8 posts • joined Tuesday 29th May 2007 18:23 GMT
RE: Jolyon Ralph
That's exactly how it is done.
The credit value is stored both on the card and on a central database because it's not possible for real time authentication via the central server for all transactions. So instead the transactions are logged, and the readers take the cards balance at face value, and the money is taken off the card. Then there is a nightly audit ran through where the transactions are processed on the central server, taking the balance off there and comparing the cards stated balance with what the actual balance should have been.
This is why they state that the most you can gain from this is one days travel, the nightly audits will flag up any discrepancies in the value the card states and the value in the central database, and will therefore flag the card as being cloned.
RE: Anyone remember the Vincennes?
"It seems that not much has changed in the Gulf in a generation."
You know, I could have sworn that I saw an actual lack of gunfire in the video. That they didn't just take the threats at face value and blast the ships out of the water shows that at lot more has changed than you give them credit for.
The crew onboard the warships showed one hell of alot more restraint than most people would have if they had speedboats seemingly coming at them and threats they'd be blown up coming over the radio, even if there was a chance it wasn't them.
As stated by others cable stream all the channels (even the on demand streams other people in your area are viewing are streamed to your box) and they are encrypted (by nagravision) so to decrypt them you still need the viewing card, and just getting a DVB-C card with a CAM to take the card wont be sufficient as the viewing cards are locked to the mac of the set top box.
There are ways around it with software CAM emulation, but it's very much against the Virgin t&c's and on very dubious legal ground.
Re: Who's money?
"If that's the case, then as as Linux user, shouldn't I get some kind of rebate on the license fee?
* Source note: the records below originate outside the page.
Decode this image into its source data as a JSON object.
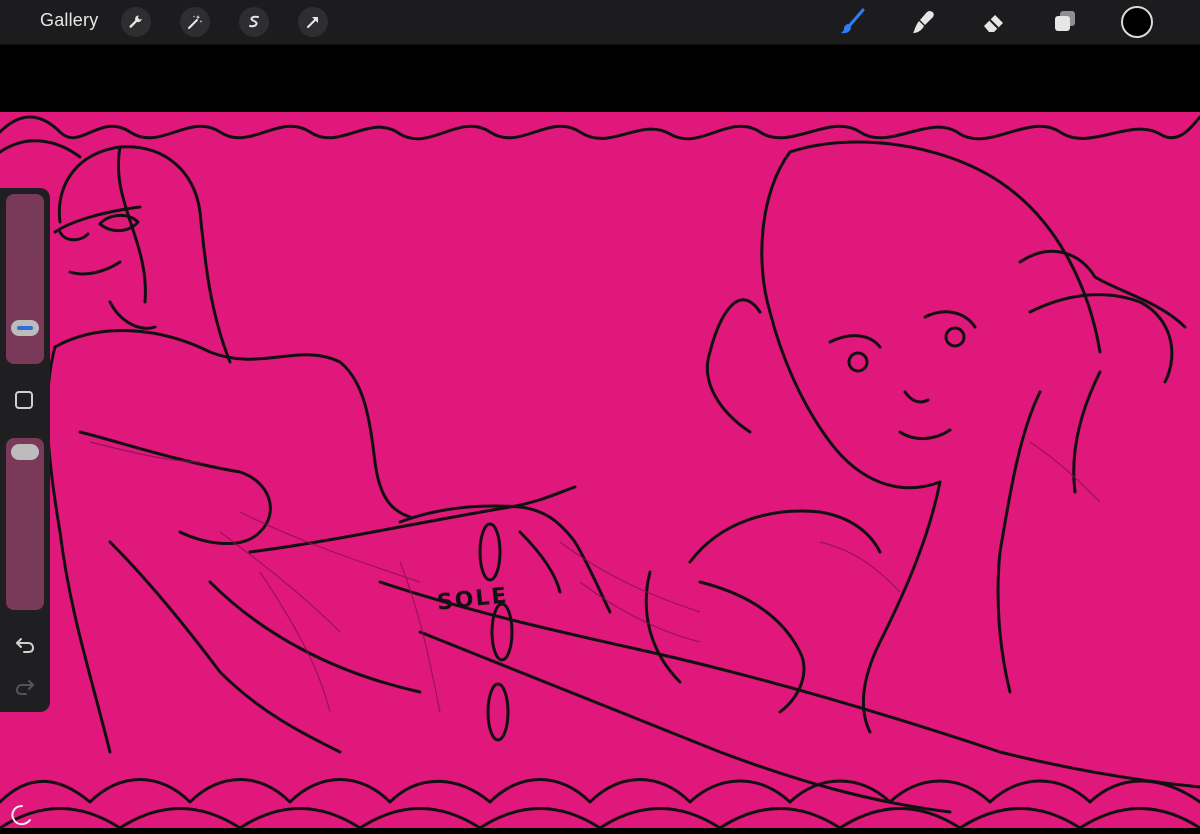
{
  "toolbar": {
    "gallery_label": "Gallery",
    "left_tools": [
      "wrench-icon",
      "magic-wand-icon",
      "selection-icon",
      "transform-arrow-icon"
    ],
    "right_tools": [
      "brush-icon",
      "smudge-icon",
      "eraser-icon",
      "layers-icon"
    ],
    "active_tool": "brush-icon",
    "accent_color": "#2f7cf6",
    "current_color": "#000000"
  },
  "canvas": {
    "background_color": "#e0187b",
    "sketch_text": "SOLE"
  },
  "sidebar": {
    "brush_size_level": 0.25,
    "opacity_level": 0.05,
    "controls": [
      "brush-size-slider",
      "modify-button",
      "opacity-slider",
      "undo-icon",
      "redo-icon"
    ]
  }
}
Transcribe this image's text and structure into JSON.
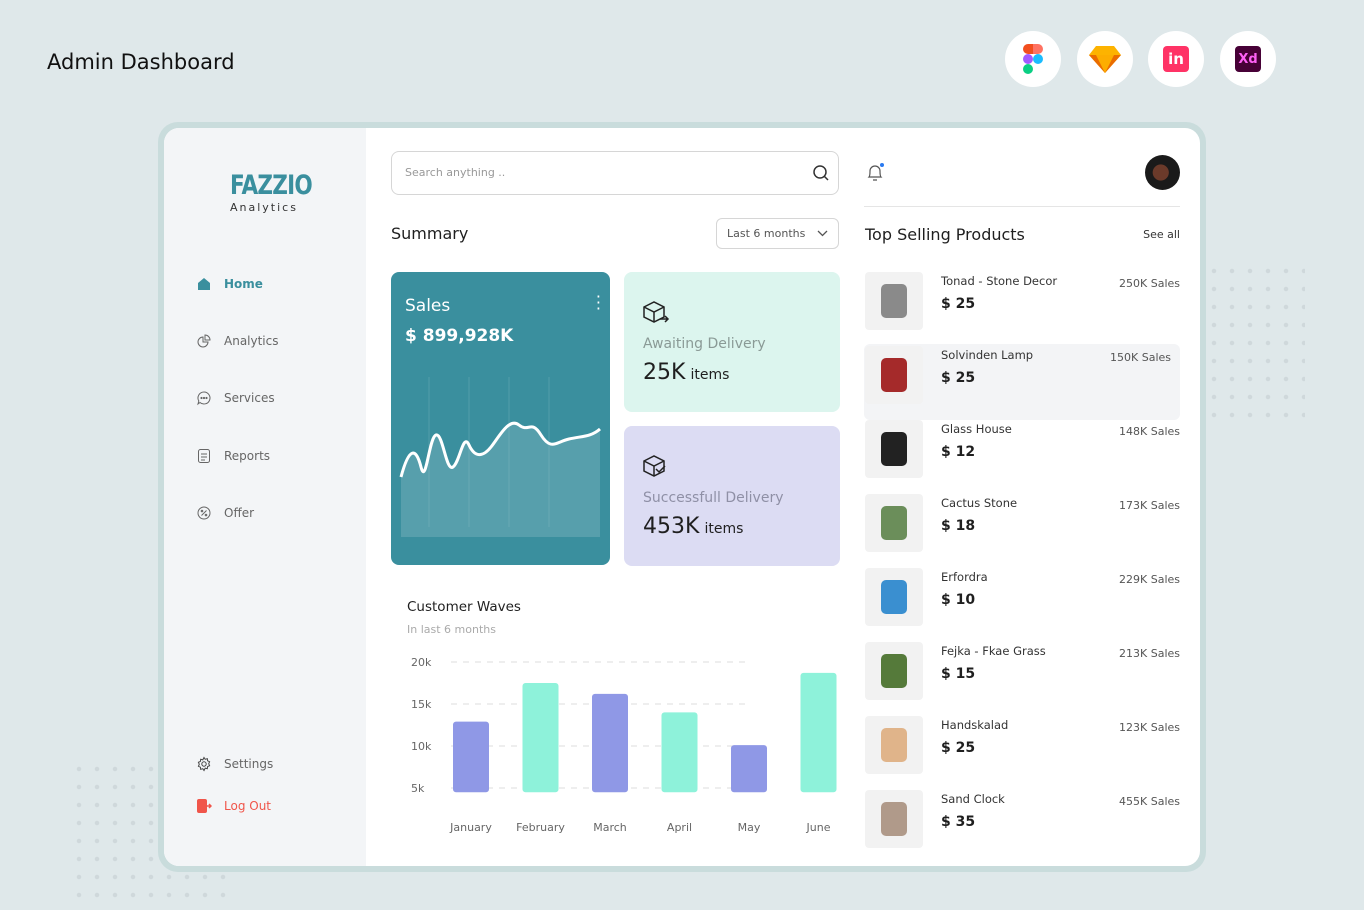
{
  "page_title": "Admin Dashboard",
  "tools": [
    {
      "name": "figma-icon"
    },
    {
      "name": "sketch-icon"
    },
    {
      "name": "invision-icon",
      "label": "in"
    },
    {
      "name": "adobe-xd-icon",
      "label": "Xd"
    }
  ],
  "brand": {
    "name": "FAZZIO",
    "sub": "Analytics",
    "color": "#3a8f9e"
  },
  "sidebar": {
    "items": [
      {
        "label": "Home",
        "icon": "home-icon",
        "active": true
      },
      {
        "label": "Analytics",
        "icon": "pie-chart-icon"
      },
      {
        "label": "Services",
        "icon": "chat-icon"
      },
      {
        "label": "Reports",
        "icon": "document-icon"
      },
      {
        "label": "Offer",
        "icon": "discount-icon"
      }
    ],
    "settings": "Settings",
    "logout": "Log Out"
  },
  "search": {
    "placeholder": "Search anything .."
  },
  "summary": {
    "title": "Summary",
    "period": "Last 6 months",
    "sales": {
      "label": "Sales",
      "value": "$ 899,928K"
    },
    "awaiting": {
      "label": "Awaiting Delivery",
      "value": "25K",
      "unit": "items"
    },
    "success": {
      "label": "Successfull Delivery",
      "value": "453K",
      "unit": "items"
    }
  },
  "chart_data": {
    "type": "bar",
    "title": "Customer Waves",
    "subtitle": "In last 6 months",
    "categories": [
      "January",
      "February",
      "March",
      "April",
      "May",
      "June"
    ],
    "values": [
      12900,
      17500,
      16200,
      14000,
      10100,
      18700
    ],
    "yticks": [
      "20k",
      "15k",
      "10k",
      "5k"
    ],
    "ylim": [
      5000,
      20000
    ],
    "grid": true,
    "colors": [
      "#8f98e6",
      "#8ef2da"
    ]
  },
  "top": {
    "title": "Top Selling Products",
    "see_all": "See all",
    "products": [
      {
        "name": "Tonad - Stone Decor",
        "price": "$ 25",
        "sales": "250K Sales"
      },
      {
        "name": "Solvinden Lamp",
        "price": "$ 25",
        "sales": "150K Sales"
      },
      {
        "name": "Glass House",
        "price": "$ 12",
        "sales": "148K Sales"
      },
      {
        "name": "Cactus Stone",
        "price": "$ 18",
        "sales": "173K Sales"
      },
      {
        "name": "Erfordra",
        "price": "$ 10",
        "sales": "229K Sales"
      },
      {
        "name": "Fejka - Fkae Grass",
        "price": "$ 15",
        "sales": "213K Sales"
      },
      {
        "name": "Handskalad",
        "price": "$ 25",
        "sales": "123K Sales"
      },
      {
        "name": "Sand Clock",
        "price": "$ 35",
        "sales": "455K Sales"
      }
    ]
  }
}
Given that I pay for my TV License and find that I'm paying for a service I can't use. (And no doubt the license fee will skyrocket along with the BBC bandwidth costs)"
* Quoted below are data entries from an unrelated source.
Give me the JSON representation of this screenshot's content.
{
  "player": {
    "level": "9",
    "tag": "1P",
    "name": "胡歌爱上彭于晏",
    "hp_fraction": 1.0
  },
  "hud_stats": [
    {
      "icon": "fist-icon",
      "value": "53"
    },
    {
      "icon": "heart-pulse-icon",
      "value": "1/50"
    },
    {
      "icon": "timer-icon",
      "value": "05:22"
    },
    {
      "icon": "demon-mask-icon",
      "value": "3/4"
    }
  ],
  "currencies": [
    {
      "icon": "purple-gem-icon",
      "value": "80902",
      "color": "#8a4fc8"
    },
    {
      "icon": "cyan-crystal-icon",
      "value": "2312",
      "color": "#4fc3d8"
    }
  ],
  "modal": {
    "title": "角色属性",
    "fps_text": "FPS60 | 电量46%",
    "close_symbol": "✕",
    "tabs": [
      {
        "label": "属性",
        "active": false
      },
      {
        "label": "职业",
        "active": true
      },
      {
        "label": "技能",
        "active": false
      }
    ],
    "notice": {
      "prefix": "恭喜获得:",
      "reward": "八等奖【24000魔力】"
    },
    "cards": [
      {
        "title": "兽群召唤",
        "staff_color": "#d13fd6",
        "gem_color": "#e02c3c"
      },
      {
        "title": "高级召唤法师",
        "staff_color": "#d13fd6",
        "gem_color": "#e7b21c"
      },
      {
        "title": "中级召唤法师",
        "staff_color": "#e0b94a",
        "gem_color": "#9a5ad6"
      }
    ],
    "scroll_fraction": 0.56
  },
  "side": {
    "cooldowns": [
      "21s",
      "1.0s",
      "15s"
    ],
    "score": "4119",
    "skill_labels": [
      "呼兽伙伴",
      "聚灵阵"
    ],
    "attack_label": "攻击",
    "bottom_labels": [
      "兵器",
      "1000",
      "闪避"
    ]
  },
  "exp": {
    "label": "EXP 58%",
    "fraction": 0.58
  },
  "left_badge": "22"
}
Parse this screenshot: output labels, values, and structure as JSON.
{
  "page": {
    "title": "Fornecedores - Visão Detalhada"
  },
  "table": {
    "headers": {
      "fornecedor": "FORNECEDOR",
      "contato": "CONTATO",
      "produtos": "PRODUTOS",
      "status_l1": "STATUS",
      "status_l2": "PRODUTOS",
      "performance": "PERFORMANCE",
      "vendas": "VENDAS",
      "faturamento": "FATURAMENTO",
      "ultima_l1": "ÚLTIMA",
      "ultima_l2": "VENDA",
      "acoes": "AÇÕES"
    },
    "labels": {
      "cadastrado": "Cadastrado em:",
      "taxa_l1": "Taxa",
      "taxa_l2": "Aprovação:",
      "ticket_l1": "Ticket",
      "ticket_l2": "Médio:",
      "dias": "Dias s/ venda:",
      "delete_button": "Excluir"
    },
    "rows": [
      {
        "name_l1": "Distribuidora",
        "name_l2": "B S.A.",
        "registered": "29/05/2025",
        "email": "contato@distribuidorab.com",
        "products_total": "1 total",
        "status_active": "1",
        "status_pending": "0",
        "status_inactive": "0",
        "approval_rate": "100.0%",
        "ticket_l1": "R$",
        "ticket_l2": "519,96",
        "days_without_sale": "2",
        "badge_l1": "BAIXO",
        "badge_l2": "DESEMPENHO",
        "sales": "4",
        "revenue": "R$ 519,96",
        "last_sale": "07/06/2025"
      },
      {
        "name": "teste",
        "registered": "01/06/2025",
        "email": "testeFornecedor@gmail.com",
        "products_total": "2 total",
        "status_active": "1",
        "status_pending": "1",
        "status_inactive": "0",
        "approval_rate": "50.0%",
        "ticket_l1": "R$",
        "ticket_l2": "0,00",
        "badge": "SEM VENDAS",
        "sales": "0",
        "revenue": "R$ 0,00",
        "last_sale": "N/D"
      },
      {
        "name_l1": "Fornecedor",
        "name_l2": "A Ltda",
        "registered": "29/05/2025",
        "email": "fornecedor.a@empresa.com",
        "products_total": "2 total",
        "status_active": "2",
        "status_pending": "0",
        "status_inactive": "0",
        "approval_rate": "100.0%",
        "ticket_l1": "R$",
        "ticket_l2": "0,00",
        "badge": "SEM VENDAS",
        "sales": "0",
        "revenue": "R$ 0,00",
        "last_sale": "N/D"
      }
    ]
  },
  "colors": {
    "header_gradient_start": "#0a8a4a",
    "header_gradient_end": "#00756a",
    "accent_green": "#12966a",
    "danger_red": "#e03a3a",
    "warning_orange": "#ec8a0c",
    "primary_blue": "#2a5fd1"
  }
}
My Nan doesn't even have a PC, should she get a rebate as she can't even use the BBC website yet alone any version of the iPlayer?
I don't listen to the radio, can I get a rebate for that?
I've never watched any of the BBC digital channels, when should I be expecting my rebate for them?
Just because you pay the license fee doesn't mean that they have to automatically provide you with every single service that it pays for, it's your responsibility to make sure you have the equipment to take advantage of it, whether that is buying a digital box, a radio, a pc, or even a copy of windows. They make it avaliable, but at every stage you have to get the right equipment to use it, and if you can't, then tough luck.
The real problem here...
Is that DRM is NEEDED, it's a contractual obligation for them to provide DRM on the content. They CAN'T just give it away DRM free as it'd make it avaliable to everyone worldwide and that would piss off their content providers and lead to no iPlayer for anyone. Yes, as all know DRM is bad blah blah doesn't work blah blah blah, but as long as the content providers demand it it has to be done or there's no content.
The only platform where the DRM exists to do what is being asked of the BBC to provide this content is windows. It's simple comman sense then that the only platform they CAN offer the service on at the moment is windows.
You want iPlayer on linux/mac/whatever go write a DRM system that can be used on all platforms that has the required features (such as 7 day expiry) or stop complaining and expecting the BBC to do the impossible and somehow magic it to work within the constraints of their agreements.
Re: Re: Trying to understand....
I'm not usually one to jump to m$'s defense, but:
"If it is illegal to do so, then don't expose the API"
Firstly, the API ISN'T exposed, he uses a hack to get to it.
Secondly, just because you can do something it doesn't mean that you are allowed to. I could drive the wrong way down a one way street, does that mean that because I can do I should, I mean, if it's illegal to do so then they should make it so I can't right?
There is only so much you can do to prevent people from doing something they shouldn't, and when people ignore it and do it anyway it's time to call in the lawyers.
I may be cynical but I can't help but think that this guy is using this situation as a heap of publicity to sell more copies of his program.
"Plus, I'm using Opera, and the interface is clean and effective, without any noticeable bugs"
I must be loading the Irish version then, because for me in Opera up with the mouse wheel scrolls down and down scrolls up.
RE: Yes, but...
"Is it me, or does anybody else not actually see the connection between his playing the game and his helping out?"
That is the entire point of the article, there is no connection, just like there's no connection between people playing games and running around shooting people. Just in that case being a gamer is bought out and paraded in a bad light, whereas here, it's ignored.